  • It is set on the Sunshine coast of Queensland and it was evocative of all that is beautiful there. While I have only visited  for a short few days, this book brought it all back to me. The flora and fauna, the coast. It breathes Australia.
  • I loved all the characters. They are varied yet all dealing with very human challenges and life events. There are a number of secrets, family not speaking to each other for years, marital disagreement and disappointment. There are some who want to change their path.
  • One aspect of this book (gently related) is about the abuse of certain supposed men of God and the abuse and cover up in the Catholic church. It was really well done, and the aspect of secrecy well explored. While I personally have never come up against this, I know it has gone on in many parts of the world. Not just in the church of course.
  • In the book one character makes a decision about his participation in the church and I liked that. While the wife is very miffed to put it mildly I liked the stand he took. In fact I loved this aspect of the book from the very dedication…                                                                                        For my sister Amanda, who in 1981 was adamant she would wear a lolly-pink dress to her first Holy Communion, rather than a white dress, thereby forever being the pink sheep in the formal group photo. I so love her individual spirit.
  •  Maria one of, if not the main character, is a strong and dedicated woman. A nun for many years, she has left her order and she now runs a business that keeps an orphanage in Cambodia running. Throughout the story her past is told – mainly to Tansy her niece, who finds her and wants to reconnect her with the family. And what a story!
  • As I was brought up in the Catholic church I identified with so much in this book and really liked the firm but respectful tone that the author takes in relation to it. It is balanced, positive, yet recognises some of it needs change. Not least in attitude – and to Finlay I say “I salute you”. Such courage of conviction.
  • Bees. I loved all the bee facts, they weren’t boring, they were informative and heartwarming. I already liked them, have lavender planted all about my place for them, but in this story I found them so delightful as well. There final salute had me swallowing hard.
  • I loved Tansy – she was determined to bring her family back together, had challenges to face and was a good friend and step mother. Look – I totally felt for 99% of the characters.

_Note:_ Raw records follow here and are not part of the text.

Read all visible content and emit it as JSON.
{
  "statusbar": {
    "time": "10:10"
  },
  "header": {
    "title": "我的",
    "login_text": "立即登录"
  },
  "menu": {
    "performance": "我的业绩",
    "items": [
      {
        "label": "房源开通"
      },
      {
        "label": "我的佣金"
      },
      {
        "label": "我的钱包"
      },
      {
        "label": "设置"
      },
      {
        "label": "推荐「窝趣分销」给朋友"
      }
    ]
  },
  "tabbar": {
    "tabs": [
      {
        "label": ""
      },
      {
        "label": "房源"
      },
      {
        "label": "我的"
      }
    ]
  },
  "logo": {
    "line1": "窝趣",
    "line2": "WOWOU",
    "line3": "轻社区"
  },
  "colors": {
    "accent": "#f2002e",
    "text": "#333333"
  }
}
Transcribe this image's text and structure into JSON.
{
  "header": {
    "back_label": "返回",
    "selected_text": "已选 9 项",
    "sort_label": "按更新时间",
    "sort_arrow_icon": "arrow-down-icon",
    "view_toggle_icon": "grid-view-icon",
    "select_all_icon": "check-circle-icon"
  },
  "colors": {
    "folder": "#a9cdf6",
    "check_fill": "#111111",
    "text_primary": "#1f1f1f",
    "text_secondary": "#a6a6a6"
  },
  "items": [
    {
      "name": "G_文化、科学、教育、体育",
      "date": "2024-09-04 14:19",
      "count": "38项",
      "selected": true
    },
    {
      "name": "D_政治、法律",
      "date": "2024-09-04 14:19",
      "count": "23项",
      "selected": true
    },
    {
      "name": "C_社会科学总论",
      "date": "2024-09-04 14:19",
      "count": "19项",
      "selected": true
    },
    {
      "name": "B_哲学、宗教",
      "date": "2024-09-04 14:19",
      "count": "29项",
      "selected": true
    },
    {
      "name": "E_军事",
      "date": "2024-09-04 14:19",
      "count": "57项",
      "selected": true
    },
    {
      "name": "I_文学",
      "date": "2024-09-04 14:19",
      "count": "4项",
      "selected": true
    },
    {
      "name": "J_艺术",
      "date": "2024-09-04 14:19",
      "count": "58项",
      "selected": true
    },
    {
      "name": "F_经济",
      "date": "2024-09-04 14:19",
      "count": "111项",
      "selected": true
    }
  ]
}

You can guess the 1% I didn’t!
I could go on and on. I know this book is published in Australia, the UK and NZ, but I am not sure about elsewhere. A pity if its not, it should be.

And I highly recommend Deborah’s review of The Beekeeper’s Secret. You were right Deb it is my kinda book.